(Items from an interface collection)
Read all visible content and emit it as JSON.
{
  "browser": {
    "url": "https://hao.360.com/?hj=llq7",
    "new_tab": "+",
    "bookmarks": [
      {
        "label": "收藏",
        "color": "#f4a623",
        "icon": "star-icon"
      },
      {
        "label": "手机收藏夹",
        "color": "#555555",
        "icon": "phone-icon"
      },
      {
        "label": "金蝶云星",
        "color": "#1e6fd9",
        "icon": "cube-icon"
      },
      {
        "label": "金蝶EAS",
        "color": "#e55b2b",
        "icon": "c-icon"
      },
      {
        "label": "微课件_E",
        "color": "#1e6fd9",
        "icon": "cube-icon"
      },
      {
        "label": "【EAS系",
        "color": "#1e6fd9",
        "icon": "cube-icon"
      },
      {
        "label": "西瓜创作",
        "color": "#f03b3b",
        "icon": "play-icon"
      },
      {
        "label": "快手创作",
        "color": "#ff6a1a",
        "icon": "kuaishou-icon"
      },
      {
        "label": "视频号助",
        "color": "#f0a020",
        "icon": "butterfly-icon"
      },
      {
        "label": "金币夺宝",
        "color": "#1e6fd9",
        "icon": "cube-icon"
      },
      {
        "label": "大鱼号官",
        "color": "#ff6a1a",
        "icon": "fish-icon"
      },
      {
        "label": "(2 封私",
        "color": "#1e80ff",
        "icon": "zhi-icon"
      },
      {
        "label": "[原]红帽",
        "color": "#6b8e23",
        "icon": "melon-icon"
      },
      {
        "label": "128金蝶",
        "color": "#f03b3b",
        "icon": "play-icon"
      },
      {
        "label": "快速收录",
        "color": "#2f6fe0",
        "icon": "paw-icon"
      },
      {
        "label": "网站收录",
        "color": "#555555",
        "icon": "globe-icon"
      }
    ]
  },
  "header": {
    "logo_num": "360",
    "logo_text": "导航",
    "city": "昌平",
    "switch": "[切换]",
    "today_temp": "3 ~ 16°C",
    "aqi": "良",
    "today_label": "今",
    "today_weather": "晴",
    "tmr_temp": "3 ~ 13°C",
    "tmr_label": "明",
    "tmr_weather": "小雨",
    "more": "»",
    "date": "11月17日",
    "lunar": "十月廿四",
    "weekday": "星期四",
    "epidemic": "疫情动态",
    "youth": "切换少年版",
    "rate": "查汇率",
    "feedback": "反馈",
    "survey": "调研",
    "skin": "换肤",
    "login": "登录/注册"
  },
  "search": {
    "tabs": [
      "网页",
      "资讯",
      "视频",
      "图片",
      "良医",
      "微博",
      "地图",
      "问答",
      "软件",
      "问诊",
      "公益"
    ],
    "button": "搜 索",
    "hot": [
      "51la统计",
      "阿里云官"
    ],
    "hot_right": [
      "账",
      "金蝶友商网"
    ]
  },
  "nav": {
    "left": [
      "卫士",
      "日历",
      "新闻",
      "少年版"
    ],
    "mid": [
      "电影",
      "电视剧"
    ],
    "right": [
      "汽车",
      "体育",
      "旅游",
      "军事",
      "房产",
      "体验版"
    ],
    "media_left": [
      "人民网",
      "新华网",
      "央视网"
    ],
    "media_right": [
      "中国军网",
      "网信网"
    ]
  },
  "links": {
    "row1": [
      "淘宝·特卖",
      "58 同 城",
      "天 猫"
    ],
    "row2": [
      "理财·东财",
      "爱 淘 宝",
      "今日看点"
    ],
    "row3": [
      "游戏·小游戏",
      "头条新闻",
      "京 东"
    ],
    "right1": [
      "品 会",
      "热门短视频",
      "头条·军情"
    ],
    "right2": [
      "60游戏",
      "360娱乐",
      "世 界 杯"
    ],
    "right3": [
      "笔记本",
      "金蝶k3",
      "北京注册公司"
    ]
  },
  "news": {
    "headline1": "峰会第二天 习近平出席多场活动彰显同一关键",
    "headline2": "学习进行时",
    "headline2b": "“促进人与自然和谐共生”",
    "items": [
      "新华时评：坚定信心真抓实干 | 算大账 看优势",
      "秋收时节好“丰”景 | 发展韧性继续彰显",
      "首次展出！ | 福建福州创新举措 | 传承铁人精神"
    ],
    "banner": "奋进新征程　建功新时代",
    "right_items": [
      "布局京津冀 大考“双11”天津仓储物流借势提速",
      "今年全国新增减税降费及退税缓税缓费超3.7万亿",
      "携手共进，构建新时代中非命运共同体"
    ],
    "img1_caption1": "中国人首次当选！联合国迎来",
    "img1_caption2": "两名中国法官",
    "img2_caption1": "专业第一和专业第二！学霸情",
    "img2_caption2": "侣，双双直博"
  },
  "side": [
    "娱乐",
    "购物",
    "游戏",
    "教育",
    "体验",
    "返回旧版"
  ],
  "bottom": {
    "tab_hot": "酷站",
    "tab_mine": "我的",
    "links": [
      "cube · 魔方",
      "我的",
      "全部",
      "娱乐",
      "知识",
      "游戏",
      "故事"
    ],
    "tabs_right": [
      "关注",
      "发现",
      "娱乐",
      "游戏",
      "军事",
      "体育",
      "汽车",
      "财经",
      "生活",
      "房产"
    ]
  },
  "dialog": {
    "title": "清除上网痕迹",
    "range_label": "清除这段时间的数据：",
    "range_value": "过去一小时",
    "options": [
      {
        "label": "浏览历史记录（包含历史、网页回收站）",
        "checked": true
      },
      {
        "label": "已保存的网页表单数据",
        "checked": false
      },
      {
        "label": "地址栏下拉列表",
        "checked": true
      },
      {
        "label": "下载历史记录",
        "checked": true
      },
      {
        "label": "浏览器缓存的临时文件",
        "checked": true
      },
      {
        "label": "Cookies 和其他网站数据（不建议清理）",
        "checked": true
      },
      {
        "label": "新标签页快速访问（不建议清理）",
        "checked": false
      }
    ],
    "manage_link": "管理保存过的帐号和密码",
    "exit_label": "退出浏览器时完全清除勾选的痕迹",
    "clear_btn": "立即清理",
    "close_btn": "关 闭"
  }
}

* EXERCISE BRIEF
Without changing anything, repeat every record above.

* YOUR RESPONSE
Read all visible content and emit it as JSON.
{
  "browser": {
    "url": "https://hao.360.com/?hj=llq7",
    "new_tab": "+",
    "bookmarks": [
      {
        "label": "收藏",
        "color": "#f4a623",
        "icon": "star-icon"
      },
      {
        "label": "手机收藏夹",
        "color": "#555555",
        "icon": "phone-icon"
      },
      {
        "label": "金蝶云星",
        "color": "#1e6fd9",
        "icon": "cube-icon"
      },
      {
        "label": "金蝶EAS",
        "color": "#e55b2b",
        "icon": "c-icon"
      },
      {
        "label": "微课件_E",
        "color": "#1e6fd9",
        "icon": "cube-icon"
      },
      {
        "label": "【EAS系",
        "color": "#1e6fd9",
        "icon": "cube-icon"
      },
      {
        "label": "西瓜创作",
        "color": "#f03b3b",
        "icon": "play-icon"
      },
      {
        "label": "快手创作",
        "color": "#ff6a1a",
        "icon": "kuaishou-icon"
      },
      {
        "label": "视频号助",
        "color": "#f0a020",
        "icon": "butterfly-icon"
      },
      {
        "label": "金币夺宝",
        "color": "#1e6fd9",
        "icon": "cube-icon"
      },
      {
        "label": "大鱼号官",
        "color": "#ff6a1a",
        "icon": "fish-icon"
      },
      {
        "label": "(2 封私",
        "color": "#1e80ff",
        "icon": "zhi-icon"
      },
      {
        "label": "[原]红帽",
        "color": "#6b8e23",
        "icon": "melon-icon"
      },
      {
        "label": "128金蝶",
        "color": "#f03b3b",
        "icon": "play-icon"
      },
      {
        "label": "快速收录",
        "color": "#2f6fe0",
        "icon": "paw-icon"
      },
      {
        "label": "网站收录",
        "color": "#555555",
        "icon": "globe-icon"
      }
    ]
  },
  "header": {
    "logo_num": "360",
    "logo_text": "导航",
    "city": "昌平",
    "switch": "[切换]",
    "today_temp": "3 ~ 16°C",
    "aqi": "良",
    "today_label": "今",
    "today_weather": "晴",
    "tmr_temp": "3 ~ 13°C",
    "tmr_label": "明",
    "tmr_weather": "小雨",
    "more": "»",
    "date": "11月17日",
    "lunar": "十月廿四",
    "weekday": "星期四",
    "epidemic": "疫情动态",
    "youth": "切换少年版",
    "rate": "查汇率",
    "feedback": "反馈",
    "survey": "调研",
    "skin": "换肤",
    "login": "登录/注册"
  },
  "search": {
    "tabs": [
      "网页",
      "资讯",
      "视频",
      "图片",
      "良医",
      "微博",
      "地图",
      "问答",
      "软件",
      "问诊",
      "公益"
    ],
    "button": "搜 索",
    "hot": [
      "51la统计",
      "阿里云官"
    ],
    "hot_right": [
      "账",
      "金蝶友商网"
    ]
  },
  "nav": {
    "left": [
      "卫士",
      "日历",
      "新闻",
      "少年版"
    ],
    "mid": [
      "电影",
      "电视剧"
    ],
    "right": [
      "汽车",
      "体育",
      "旅游",
      "军事",
      "房产",
      "体验版"
    ],
    "media_left": [
      "人民网",
      "新华网",
      "央视网"
    ],
    "media_right": [
      "中国军网",
      "网信网"
    ]
  },
  "links": {
    "row1": [
      "淘宝·特卖",
      "58 同 城",
      "天 猫"
    ],
    "row2": [
      "理财·东财",
      "爱 淘 宝",
      "今日看点"
    ],
    "row3": [
      "游戏·小游戏",
      "头条新闻",
      "京 东"
    ],
    "right1": [
      "品 会",
      "热门短视频",
      "头条·军情"
    ],
    "right2": [
      "60游戏",
      "360娱乐",
      "世 界 杯"
    ],
    "right3": [
      "笔记本",
      "金蝶k3",
      "北京注册公司"
    ]
  },
  "news": {
    "headline1": "峰会第二天 习近平出席多场活动彰显同一关键",
    "headline2": "学习进行时",
    "headline2b": "“促进人与自然和谐共生”",
    "items": [
      "新华时评：坚定信心真抓实干 | 算大账 看优势",
      "秋收时节好“丰”景 | 发展韧性继续彰显",
      "首次展出！ | 福建福州创新举措 | 传承铁人精神"
    ],
    "banner": "奋进新征程　建功新时代",
    "right_items": [
      "布局京津冀 大考“双11”天津仓储物流借势提速",
      "今年全国新增减税降费及退税缓税缓费超3.7万亿",
      "携手共进，构建新时代中非命运共同体"
    ],
    "img1_caption1": "中国人首次当选！联合国迎来",
    "img1_caption2": "两名中国法官",
    "img2_caption1": "专业第一和专业第二！学霸情",
    "img2_caption2": "侣，双双直博"
  },
  "side": [
    "娱乐",
    "购物",
    "游戏",
    "教育",
    "体验",
    "返回旧版"
  ],
  "bottom": {
    "tab_hot": "酷站",
    "tab_mine": "我的",
    "links": [
      "cube · 魔方",
      "我的",
      "全部",
      "娱乐",
      "知识",
      "游戏",
      "故事"
    ],
    "tabs_right": [
      "关注",
      "发现",
      "娱乐",
      "游戏",
      "军事",
      "体育",
      "汽车",
      "财经",
      "生活",
      "房产"
    ]
  },
  "dialog": {
    "title": "清除上网痕迹",
    "range_label": "清除这段时间的数据：",
    "range_value": "过去一小时",
    "options": [
      {
        "label": "浏览历史记录（包含历史、网页回收站）",
        "checked": true
      },
      {
        "label": "已保存的网页表单数据",
        "checked": false
      },
      {
        "label": "地址栏下拉列表",
        "checked": true
      },
      {
        "label": "下载历史记录",
        "checked": true
      },
      {
        "label": "浏览器缓存的临时文件",
        "checked": true
      },
      {
        "label": "Cookies 和其他网站数据（不建议清理）",
        "checked": true
      },
      {
        "label": "新标签页快速访问（不建议清理）",
        "checked": false
      }
    ],
    "manage_link": "管理保存过的帐号和密码",
    "exit_label": "退出浏览器时完全清除勾选的痕迹",
    "clear_btn": "立即清理",
    "close_btn": "关 闭"
  }
}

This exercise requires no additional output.